A spacecraft’s communications equipment is collectively referred to as its telecommunications (or telecom) subsystem. Key components of telecom include antennas and radio receivers. Telecommunications subsystem components are chosen for a particular spacecraft in response to the requirements of the mission. Anticipated maximum distances, planned frequency bands, desired data rates, available on-board electrical power (especially for a transmitter), and mass limitations, are all taken into account.
Tones refer to special sets of radio signals that some modern planetary exploration missions use to indicate specific events that have occurred onboard a spacecraft, such as an engine being fired or a parachute being deployed. The Juno tones are a collection of more than 100 radio signals the spacecraft can produce to indicate its status when it is operating autonomously and cannot send richer telemetry data. Tones will be the only indicators of spacecraft status during the two critical deep space maneuvers and Jupiter orbit insertion, plus the final main engine burn that reduces Juno’s orbital period to its desired 11-day cadence.
The Toroidal Low-Gain Antenna (TLGA) fills the gap between low-gain antennas by sending its signal out of the sides of the spacecraft. This antenna comes in handy during maneuvers when the other antennas must be pointed far away from the direction of Earth. Juno will rely on its TLGA during a couple of critical moments: the Deep Space Maneuvers, which adjust the spacecraft’s path on the way to Jupiter, and the Jupiter Orbit Insertion burn that will be executed upon arrival at the giant planet.

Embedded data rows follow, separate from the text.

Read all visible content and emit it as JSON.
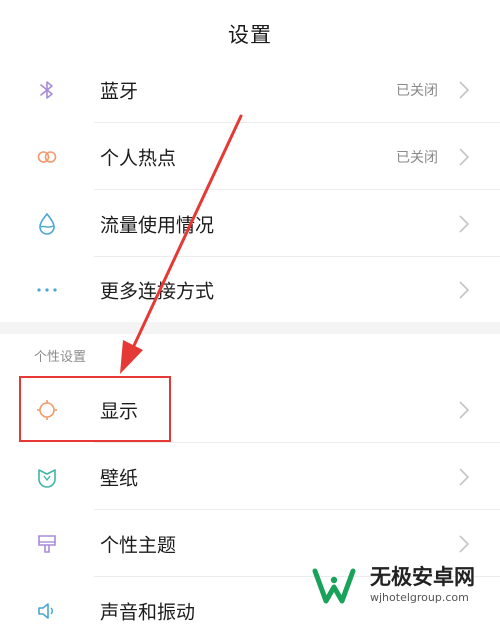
{
  "header": {
    "title": "设置"
  },
  "rows_top": [
    {
      "label": "蓝牙",
      "status": "已关闭",
      "icon": "bluetooth-icon"
    },
    {
      "label": "个人热点",
      "status": "已关闭",
      "icon": "hotspot-icon"
    },
    {
      "label": "流量使用情况",
      "status": "",
      "icon": "data-usage-icon"
    },
    {
      "label": "更多连接方式",
      "status": "",
      "icon": "more-dots-icon"
    }
  ],
  "section": {
    "title": "个性设置"
  },
  "rows_personal": [
    {
      "label": "显示",
      "icon": "display-brightness-icon"
    },
    {
      "label": "壁纸",
      "icon": "wallpaper-icon"
    },
    {
      "label": "个性主题",
      "icon": "theme-brush-icon"
    },
    {
      "label": "声音和振动",
      "icon": "sound-icon"
    }
  ],
  "watermark": {
    "name": "无极安卓网",
    "url": "wjhotelgroup.com"
  },
  "colors": {
    "bluetooth": "#a78bd8",
    "hotspot": "#f29a6b",
    "data": "#4aa6d6",
    "more": "#4aa6d6",
    "display": "#f29a6b",
    "wallpaper": "#3fb6a6",
    "theme": "#a78bd8",
    "highlight": "#e53935",
    "logo_green": "#19a35a"
  }
}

The Ultraviolet Imaging Spectrograph (UVS) will take pictures of Jupiter’s auroras in ultraviolet light. Working with Juno’s JADE and JEDI instruments, which measure the particles that create the auroras, UVS will help us understand the relationship between the auroras, the streaming particles and the magnetosphere as a whole.
An ultraviolet emission refers to light with a shorter wavelength than human eyes can detect (between violet light and x-rays in the electromagnetic spectrum). Some gases in Jupiter’s upper atmosphere give off, or emit, ultraviolet light when they absorb energy from the hail of charged particles raining down on the planet’s polar regions from the magnetosphere. Juno carries a detector (UVS) designed to study this emission from Jupiter’s auroras.

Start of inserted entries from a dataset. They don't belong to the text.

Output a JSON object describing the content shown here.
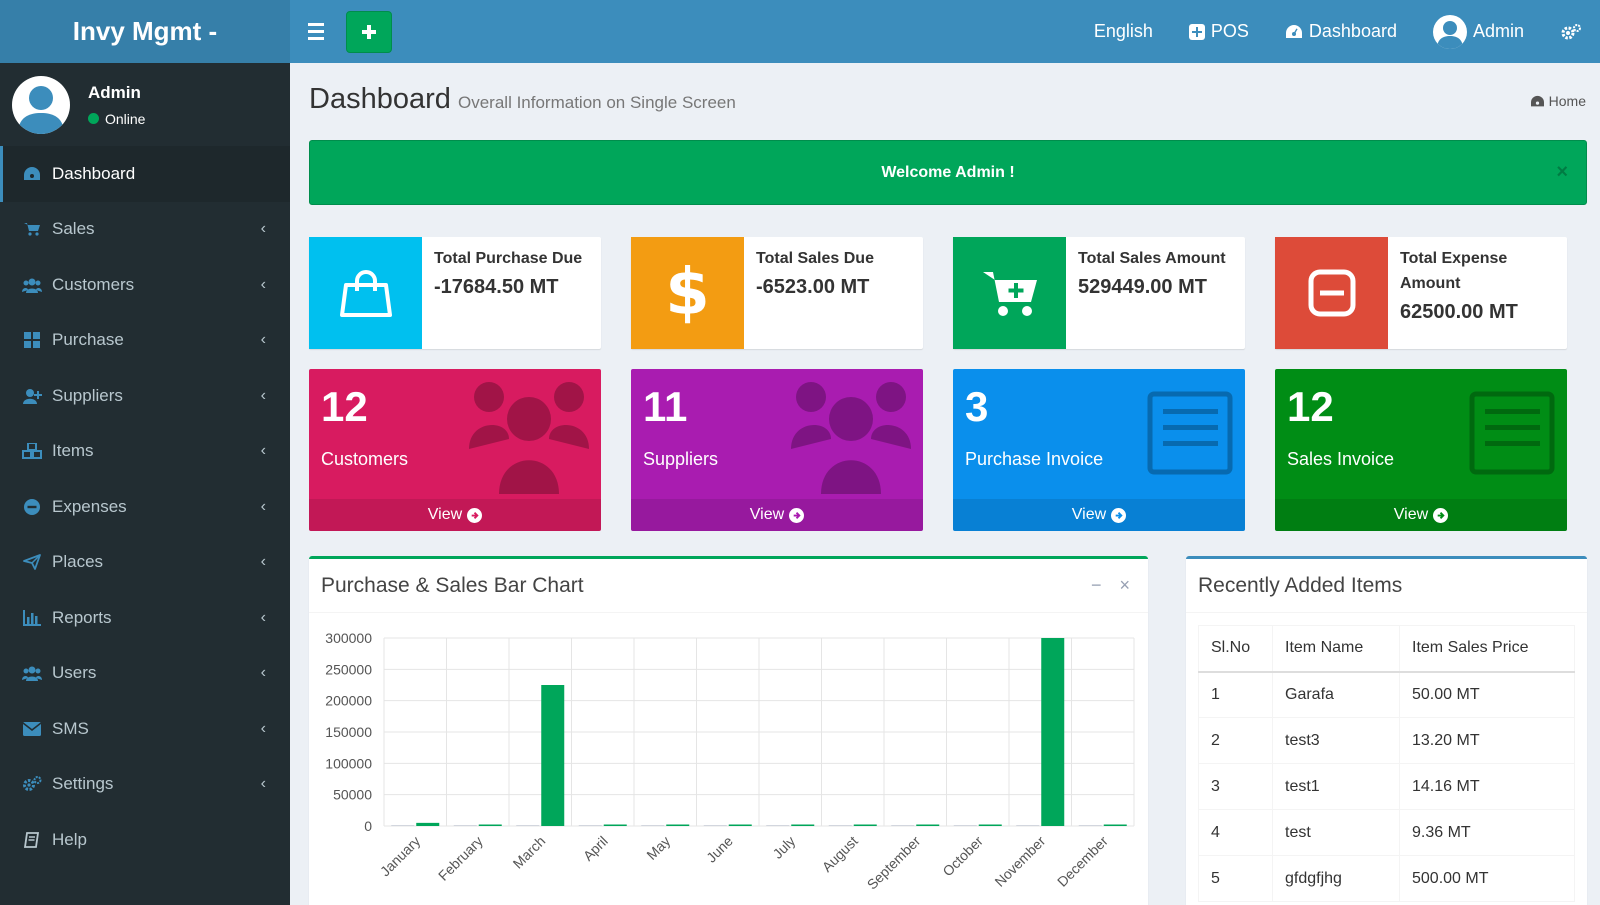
{
  "header": {
    "logo_text": "Invy Mgmt -",
    "language": "English",
    "pos_label": "POS",
    "dashboard_label": "Dashboard",
    "user_label": "Admin"
  },
  "sidebar": {
    "user_name": "Admin",
    "user_status": "Online",
    "items": [
      {
        "label": "Dashboard",
        "icon": "dashboard-icon",
        "active": true
      },
      {
        "label": "Sales",
        "icon": "cart-icon"
      },
      {
        "label": "Customers",
        "icon": "users-icon"
      },
      {
        "label": "Purchase",
        "icon": "grid-icon"
      },
      {
        "label": "Suppliers",
        "icon": "user-plus-icon"
      },
      {
        "label": "Items",
        "icon": "cubes-icon"
      },
      {
        "label": "Expenses",
        "icon": "minus-circle-icon"
      },
      {
        "label": "Places",
        "icon": "paper-plane-icon"
      },
      {
        "label": "Reports",
        "icon": "bar-chart-icon"
      },
      {
        "label": "Users",
        "icon": "users-icon"
      },
      {
        "label": "SMS",
        "icon": "envelope-icon"
      },
      {
        "label": "Settings",
        "icon": "cogs-icon"
      },
      {
        "label": "Help",
        "icon": "book-icon"
      }
    ]
  },
  "page": {
    "title": "Dashboard",
    "subtitle": "Overall Information on Single Screen",
    "breadcrumb": "Home"
  },
  "alert": {
    "text": "Welcome Admin !",
    "close": "×"
  },
  "info_boxes": [
    {
      "label": "Total Purchase Due",
      "value": "-17684.50 MT",
      "color": "#00c0ef",
      "icon": "shopping-bag-icon"
    },
    {
      "label": "Total Sales Due",
      "value": "-6523.00 MT",
      "color": "#f39c12",
      "icon": "dollar-icon"
    },
    {
      "label": "Total Sales Amount",
      "value": "529449.00 MT",
      "color": "#00a65a",
      "icon": "cart-plus-icon"
    },
    {
      "label": "Total Expense Amount",
      "value": "62500.00 MT",
      "color": "#dd4b39",
      "icon": "minus-square-icon"
    }
  ],
  "small_boxes": [
    {
      "count": "12",
      "label": "Customers",
      "footer": "View",
      "color": "#d81b60",
      "icon": "group-icon"
    },
    {
      "count": "11",
      "label": "Suppliers",
      "footer": "View",
      "color": "#a91cb0",
      "icon": "group-icon"
    },
    {
      "count": "3",
      "label": "Purchase Invoice",
      "footer": "View",
      "color": "#0a8fec",
      "icon": "invoice-icon"
    },
    {
      "count": "12",
      "label": "Sales Invoice",
      "footer": "View",
      "color": "#008d15",
      "icon": "invoice-icon"
    }
  ],
  "chart_box": {
    "title": "Purchase & Sales Bar Chart",
    "minimize": "−",
    "close": "×"
  },
  "chart_data": {
    "type": "bar",
    "categories": [
      "January",
      "February",
      "March",
      "April",
      "May",
      "June",
      "July",
      "August",
      "September",
      "October",
      "November",
      "December"
    ],
    "series": [
      {
        "values": [
          0,
          0,
          0,
          0,
          0,
          0,
          0,
          0,
          0,
          0,
          0,
          0
        ],
        "color": "#d2d6de"
      },
      {
        "values": [
          5000,
          1500,
          225000,
          1500,
          1500,
          1500,
          1500,
          1500,
          1500,
          1500,
          300000,
          1500
        ],
        "color": "#00a65a"
      }
    ],
    "yticks": [
      0,
      50000,
      100000,
      150000,
      200000,
      250000,
      300000
    ],
    "ylim": [
      0,
      300000
    ],
    "grid": true
  },
  "items_box": {
    "title": "Recently Added Items",
    "columns": [
      "Sl.No",
      "Item Name",
      "Item Sales Price"
    ],
    "rows": [
      [
        "1",
        "Garafa",
        "50.00 MT"
      ],
      [
        "2",
        "test3",
        "13.20 MT"
      ],
      [
        "3",
        "test1",
        "14.16 MT"
      ],
      [
        "4",
        "test",
        "9.36 MT"
      ],
      [
        "5",
        "gfdgfjhg",
        "500.00 MT"
      ]
    ]
  }
}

The universe is a vast expanse of space that contains all of the matter and energy in existence. The universe contains all of the galaxies, stars, and planets. The exact size of the universe is unknown and may be infinite. Scientists believe the universe is still expanding outward due to a violent, powerful explosion that occurred about 13.7 billion years ago.

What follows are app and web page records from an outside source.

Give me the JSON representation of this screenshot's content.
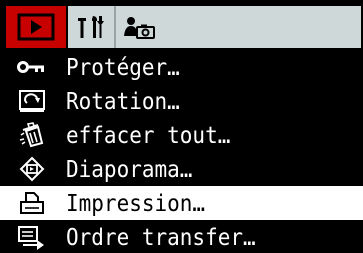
{
  "tabs": [
    {
      "id": "play",
      "icon": "playback-icon",
      "active": true
    },
    {
      "id": "setup",
      "icon": "tools-icon",
      "active": false
    },
    {
      "id": "mycamera",
      "icon": "person-camera-icon",
      "active": false
    }
  ],
  "menu": {
    "items": [
      {
        "label": "Protéger…",
        "icon": "key-icon",
        "selected": false
      },
      {
        "label": "Rotation…",
        "icon": "rotate-icon",
        "selected": false
      },
      {
        "label": "effacer tout…",
        "icon": "trash-icon",
        "selected": false
      },
      {
        "label": "Diaporama…",
        "icon": "slideshow-icon",
        "selected": false
      },
      {
        "label": "Impression…",
        "icon": "print-icon",
        "selected": true
      },
      {
        "label": "Ordre transfer…",
        "icon": "transfer-icon",
        "selected": false
      }
    ]
  },
  "colors": {
    "background": "#000000",
    "active_tab": "#c70000",
    "inactive_tab": "#cfd8d8",
    "text": "#ffffff",
    "selection": "#ffffff"
  }
}
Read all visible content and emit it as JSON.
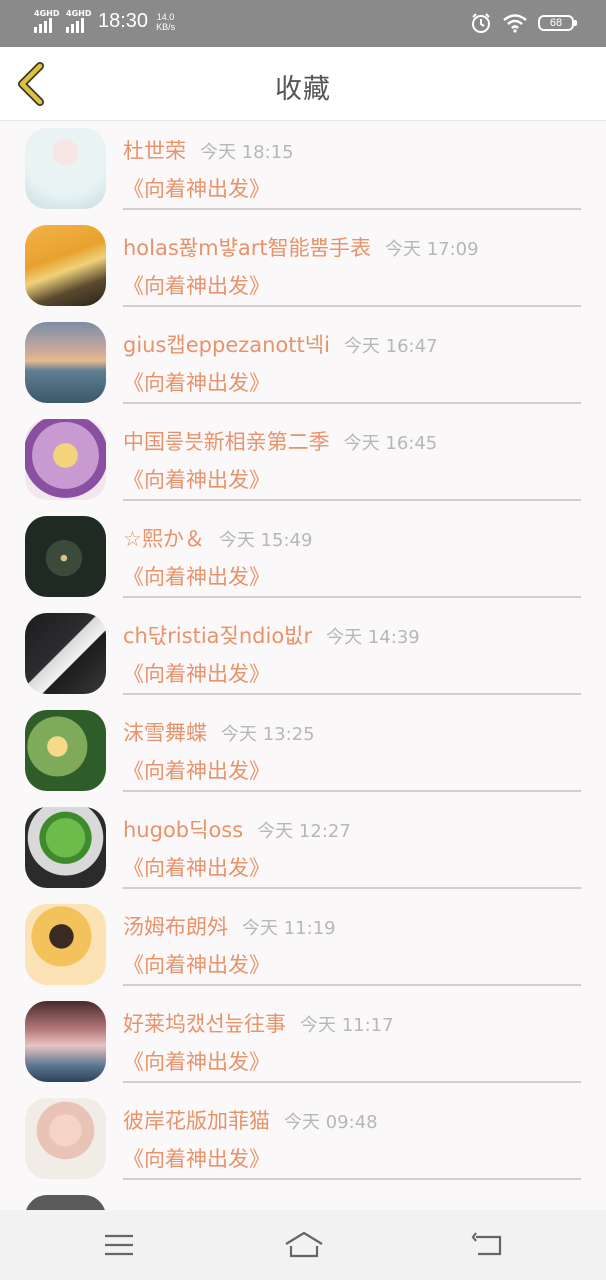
{
  "status_bar": {
    "network_1": "4GHD",
    "network_2": "4GHD",
    "time": "18:30",
    "speed_value": "14.0",
    "speed_unit": "KB/s",
    "battery": "68"
  },
  "header": {
    "title": "收藏"
  },
  "items": [
    {
      "name": "杜世荣",
      "time": "今天 18:15",
      "subtitle": "《向着神出发》"
    },
    {
      "name": "holas퐎m뱧art智能뿜手表",
      "time": "今天 17:09",
      "subtitle": "《向着神出发》"
    },
    {
      "name": "gius캡eppezanott넥i",
      "time": "今天 16:47",
      "subtitle": "《向着神出发》"
    },
    {
      "name": "中国릏븟新相亲第二季",
      "time": "今天 16:45",
      "subtitle": "《向着神出发》"
    },
    {
      "name": "☆熙か＆",
      "time": "今天 15:49",
      "subtitle": "《向着神出发》"
    },
    {
      "name": "ch댟ristia짖ndio빖r",
      "time": "今天 14:39",
      "subtitle": "《向着神出发》"
    },
    {
      "name": "沫雪舞蝶",
      "time": "今天 13:25",
      "subtitle": "《向着神出发》"
    },
    {
      "name": "hugob딕oss",
      "time": "今天 12:27",
      "subtitle": "《向着神出发》"
    },
    {
      "name": "汤姆布朗斘",
      "time": "今天 11:19",
      "subtitle": "《向着神出发》"
    },
    {
      "name": "好莱坞캤선늪往事",
      "time": "今天 11:17",
      "subtitle": "《向着神出发》"
    },
    {
      "name": "彼岸花版加菲猫",
      "time": "今天 09:48",
      "subtitle": "《向着神出发》"
    }
  ],
  "colors": {
    "accent": "#e8936a",
    "back_arrow": "#e0c23b"
  }
}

Uranus is the seventh planet outward from the sun and is especially notable for its unique tilt, which has left the planet rotating on its side. Nearly a twin in size to Neptune, Uranus has more methane in its mainly hydrogen and helium atmosphere than Jupiter or Saturn. Methane gives Uranus its bluish tint – not because methane is blue, but because it scatters red light out of sunlight leaving mostly bluish light to be reflected by the planet.
Van Allen Belts refer to Earth’s radiation belts. This region of charged particles trapped by our planet’s magnetic field is similar to but much less intense than Jupiter’s radiation belts. The Van Allen belts were one of the first discoveries of the space age, detected in 1958 when the U.S. launched its first satellite, Explorer 1.